* What the task asks
Omit every picture and output the rest of the records exactly as they are.

Segment Start: Exercise materials

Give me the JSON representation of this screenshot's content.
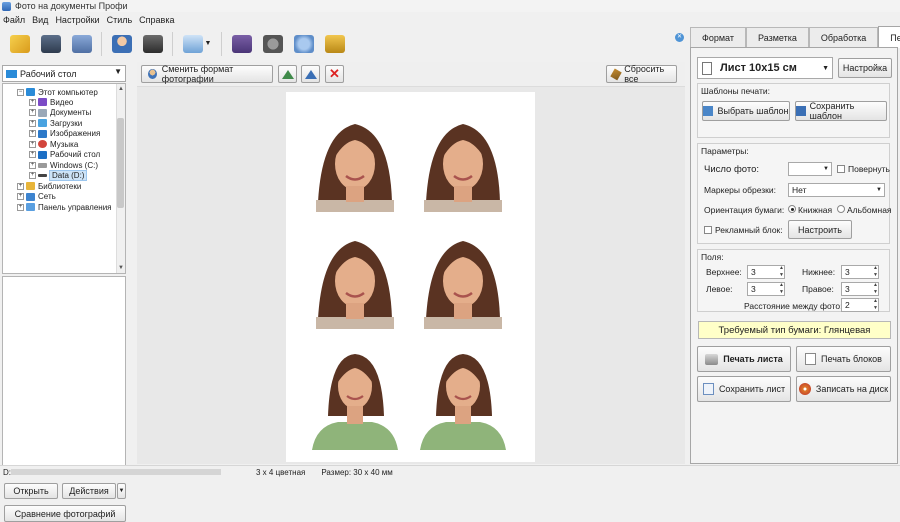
{
  "window": {
    "title": "Фото на документы Профи"
  },
  "menu": [
    "Файл",
    "Вид",
    "Настройки",
    "Стиль",
    "Справка"
  ],
  "left": {
    "location": "Рабочий стол",
    "tree": [
      {
        "label": "Этот компьютер",
        "level": 1,
        "expanded": true,
        "icon": "computer-icon"
      },
      {
        "label": "Видео",
        "level": 2,
        "icon": "video-folder-icon"
      },
      {
        "label": "Документы",
        "level": 2,
        "icon": "documents-icon"
      },
      {
        "label": "Загрузки",
        "level": 2,
        "icon": "downloads-icon"
      },
      {
        "label": "Изображения",
        "level": 2,
        "icon": "pictures-icon"
      },
      {
        "label": "Музыка",
        "level": 2,
        "icon": "music-icon"
      },
      {
        "label": "Рабочий стол",
        "level": 2,
        "icon": "desktop-icon"
      },
      {
        "label": "Windows (C:)",
        "level": 2,
        "icon": "drive-icon"
      },
      {
        "label": "Data (D:)",
        "level": 2,
        "icon": "drive-icon",
        "selected": true
      },
      {
        "label": "Библиотеки",
        "level": 1,
        "icon": "libraries-icon"
      },
      {
        "label": "Сеть",
        "level": 1,
        "icon": "network-icon"
      },
      {
        "label": "Панель управления",
        "level": 1,
        "icon": "control-panel-icon"
      }
    ],
    "open_label": "Открыть",
    "actions_label": "Действия",
    "compare_label": "Сравнение фотографий"
  },
  "center": {
    "change_format_label": "Сменить формат фотографии",
    "reset_all_label": "Сбросить все"
  },
  "right": {
    "tabs": [
      "Формат",
      "Разметка",
      "Обработка",
      "Печать"
    ],
    "active_tab": "Печать",
    "sheet_name": "Лист 10x15 см",
    "settings_label": "Настройка",
    "templates_label": "Шаблоны печати:",
    "choose_template": "Выбрать шаблон",
    "save_template": "Сохранить шаблон",
    "params_label": "Параметры:",
    "photo_count_label": "Число фото:",
    "rotate_label": "Повернуть",
    "cut_markers_label": "Маркеры обрезки:",
    "cut_markers_value": "Нет",
    "orientation_label": "Ориентация бумаги:",
    "portrait_label": "Книжная",
    "landscape_label": "Альбомная",
    "ad_block_label": "Рекламный блок:",
    "configure_label": "Настроить",
    "margins_label": "Поля:",
    "top_label": "Верхнее:",
    "top_value": "3",
    "bottom_label": "Нижнее:",
    "bottom_value": "3",
    "left_label": "Левое:",
    "left_value": "3",
    "right_label": "Правое:",
    "right_value": "3",
    "spacing_label": "Расстояние между фото:",
    "spacing_value": "2",
    "paper_type": "Требуемый тип бумаги: Глянцевая",
    "print_sheet": "Печать листа",
    "print_blocks": "Печать блоков",
    "save_sheet": "Сохранить лист",
    "write_disk": "Записать на диск"
  },
  "status": {
    "path": "D:\\",
    "layout": "3 х 4 цветная",
    "size": "Размер: 30 х 40 мм"
  }
}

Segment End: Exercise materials

* Your response
Give me the JSON representation of this screenshot's content.
{
  "window": {
    "title": "Фото на документы Профи"
  },
  "menu": [
    "Файл",
    "Вид",
    "Настройки",
    "Стиль",
    "Справка"
  ],
  "left": {
    "location": "Рабочий стол",
    "tree": [
      {
        "label": "Этот компьютер",
        "level": 1,
        "expanded": true,
        "icon": "computer-icon"
      },
      {
        "label": "Видео",
        "level": 2,
        "icon": "video-folder-icon"
      },
      {
        "label": "Документы",
        "level": 2,
        "icon": "documents-icon"
      },
      {
        "label": "Загрузки",
        "level": 2,
        "icon": "downloads-icon"
      },
      {
        "label": "Изображения",
        "level": 2,
        "icon": "pictures-icon"
      },
      {
        "label": "Музыка",
        "level": 2,
        "icon": "music-icon"
      },
      {
        "label": "Рабочий стол",
        "level": 2,
        "icon": "desktop-icon"
      },
      {
        "label": "Windows (C:)",
        "level": 2,
        "icon": "drive-icon"
      },
      {
        "label": "Data (D:)",
        "level": 2,
        "icon": "drive-icon",
        "selected": true
      },
      {
        "label": "Библиотеки",
        "level": 1,
        "icon": "libraries-icon"
      },
      {
        "label": "Сеть",
        "level": 1,
        "icon": "network-icon"
      },
      {
        "label": "Панель управления",
        "level": 1,
        "icon": "control-panel-icon"
      }
    ],
    "open_label": "Открыть",
    "actions_label": "Действия",
    "compare_label": "Сравнение фотографий"
  },
  "center": {
    "change_format_label": "Сменить формат фотографии",
    "reset_all_label": "Сбросить все"
  },
  "right": {
    "tabs": [
      "Формат",
      "Разметка",
      "Обработка",
      "Печать"
    ],
    "active_tab": "Печать",
    "sheet_name": "Лист 10x15 см",
    "settings_label": "Настройка",
    "templates_label": "Шаблоны печати:",
    "choose_template": "Выбрать шаблон",
    "save_template": "Сохранить шаблон",
    "params_label": "Параметры:",
    "photo_count_label": "Число фото:",
    "rotate_label": "Повернуть",
    "cut_markers_label": "Маркеры обрезки:",
    "cut_markers_value": "Нет",
    "orientation_label": "Ориентация бумаги:",
    "portrait_label": "Книжная",
    "landscape_label": "Альбомная",
    "ad_block_label": "Рекламный блок:",
    "configure_label": "Настроить",
    "margins_label": "Поля:",
    "top_label": "Верхнее:",
    "top_value": "3",
    "bottom_label": "Нижнее:",
    "bottom_value": "3",
    "left_label": "Левое:",
    "left_value": "3",
    "right_label": "Правое:",
    "right_value": "3",
    "spacing_label": "Расстояние между фото:",
    "spacing_value": "2",
    "paper_type": "Требуемый тип бумаги: Глянцевая",
    "print_sheet": "Печать листа",
    "print_blocks": "Печать блоков",
    "save_sheet": "Сохранить лист",
    "write_disk": "Записать на диск"
  },
  "status": {
    "path": "D:\\",
    "layout": "3 х 4 цветная",
    "size": "Размер: 30 х 40 мм"
  }
}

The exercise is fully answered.